A new report from the Competitive Enterprise Institute outlines how the Obama administration is working to make major, unilateral changes to labor policies to reward its labor union allies.
“President Obama, in the waning months of his administration, is trying to push through major new regulations that benefit his labor union friends but have massive, detrimental effects on the economy and people’s jobs,” said Trey Kovacs, CEI policy analyst and author of the report. “This is happening at a time when some 6.5 million workers are seeking full-time employment
“From regulations upending franchise and contract businesses, to rushing through labor union representation votes, to imposing new overtime rules, President Obama is using regulatory agencies to make major policy changes he can’t get through Congress,” said Kovacs. “Congress should consider defunding the enforcement of these new regulations.”
The CEI report addresses the top three regulatory threats to labor policy:
National Labor Relations Board (NLRB) Aims to Redefine Joint Employer Standard.

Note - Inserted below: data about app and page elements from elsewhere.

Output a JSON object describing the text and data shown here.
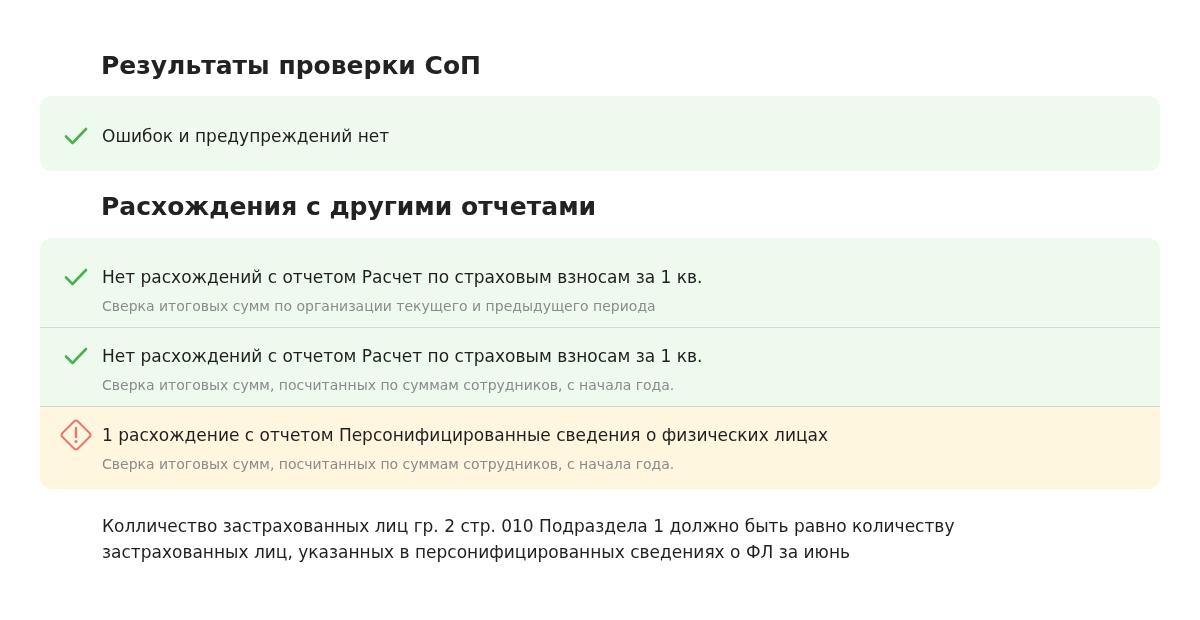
{
  "sections": [
    {
      "title": "Результаты проверки СоП",
      "items": [
        {
          "kind": "ok",
          "title": "Ошибок и предупреждений нет"
        }
      ]
    },
    {
      "title": "Расхождения с другими отчетами",
      "items": [
        {
          "kind": "ok",
          "title": "Нет расхождений с отчетом Расчет по страховым взносам за 1 кв.",
          "description": "Сверка итоговых сумм по организации текущего и предыдущего периода"
        },
        {
          "kind": "ok",
          "title": "Нет расхождений с отчетом Расчет по страховым взносам за 1 кв.",
          "description": "Сверка итоговых сумм, посчитанных по суммам сотрудников, с начала года."
        },
        {
          "kind": "warning",
          "title": "1 расхождение с отчетом Персонифицированные сведения о физических лицах",
          "description": "Сверка итоговых сумм, посчитанных по суммам сотрудников, с начала года."
        }
      ]
    }
  ],
  "note": "Колличество застрахованных лиц гр. 2 стр. 010 Подраздела 1 должно быть равно количеству застрахованных лиц, указанных в персонифицированных сведениях о ФЛ за июнь"
}
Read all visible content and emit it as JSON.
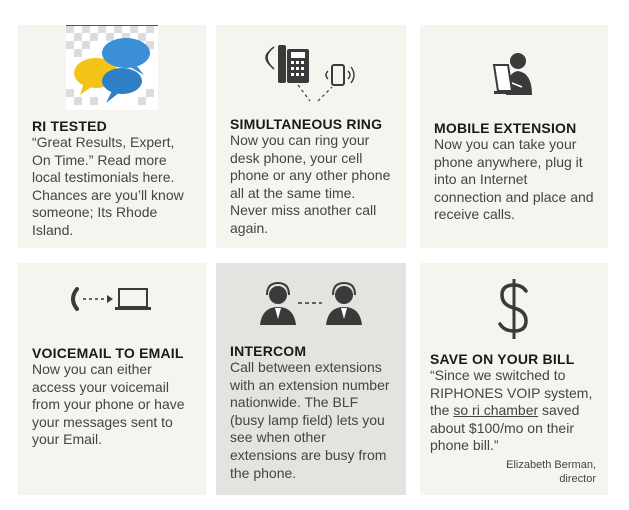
{
  "cards": [
    {
      "title": "RI TESTED",
      "body": "“Great Results, Expert, On Time.” Read more local testimonials here. Chances are you’ll know someone; Its Rhode Island.",
      "icon": "speech-bubbles-icon"
    },
    {
      "title": "SIMULTANEOUS RING",
      "body": "Now you can ring your desk phone, your cell phone or any other phone all at the same time. Never miss another call again.",
      "icon": "desk-and-cell-phone-icon"
    },
    {
      "title": "MOBILE EXTENSION",
      "body": "Now you can take your phone anywhere, plug it into an Internet connection and place and receive calls.",
      "icon": "person-at-laptop-icon"
    },
    {
      "title": "VOICEMAIL TO EMAIL",
      "body": "Now you can either access your voicemail from your phone or have your messages sent to your Email.",
      "icon": "phone-to-laptop-icon"
    },
    {
      "title": "INTERCOM",
      "body": "Call between extensions with an extension number nationwide. The BLF (busy lamp field) lets you see when other extensions are busy from the phone.",
      "icon": "two-headset-agents-icon"
    },
    {
      "title": "SAVE ON YOUR BILL",
      "body_before": "“Since we switched to RIPHONES VOIP system, the ",
      "body_link": "so ri chamber",
      "body_after": " saved about $100/mo on their phone bill.”",
      "author": "Elizabeth Berman,",
      "author_role": "director",
      "icon": "dollar-sign-icon"
    }
  ],
  "colors": {
    "card_bg": "#f6f4ef",
    "card_highlight_bg": "#e3e3e0",
    "icon_dark": "#3a3a3a",
    "bubble_blue": "#3a8fd6",
    "bubble_yellow": "#f4c318"
  }
}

The Obama administration is seeking to redefine the concept of joint employment to give unions bigger corporate targets that are easier to organize. Rather than organize one franchise business at a time, the National Labor Relations Board is trying to give unions the ability to drag the parent corporation to the bargaining table. This forced consolidation would disrupt many kinds of beneficial business arrangements in addition to franchises, including temporary and staffing agencies and contractors. It could also make businesses an easier target for trial lawyers.
NLRB Ambush Election Rule. In April, the NLRB implemented a new regulation for union representation elections that threatens workers’ freedom of association and privacy, while hindering employers’ protected speech on unionization prior to an election. The rule would shorten the time frame between the filing of a petition and the date on which an election is held, reducing it to as little as 14 days. The short time frame gives employees little time to educate themselves on the pros and cons of unionizing and undermines employers’ ability to respond to union organizing campaigns.
Department of Labor Proposed Overtime Rule. On June 30, 2015, the DOL submitted a Notice of Proposed Rulemaking to significantly modify the exemptions in the Fair Labor Standards Act’s overtime rules. The DOL’s proposed rule will dramatically alter who is eligible for overtime pay. Proposed requirements would extend mandatory overtime payments to salaried employees who earn $50,440 annually or less, up from the current threshold of $23,660. It would even cover workers who perform mainly professional or managerial tasks. The rule will not actually raise wages and is likely to have many unintended consequences. It would force employers to adjust work schedules and reclassify workers, among other potential changes. Employer compliance obligations could increase due to employing more hourly and non-overtime exempt employees whose hours must be tracked to calculate overtime pay.
The report urges Congress to exercise its power of the purse to end the assault on workers and the economy.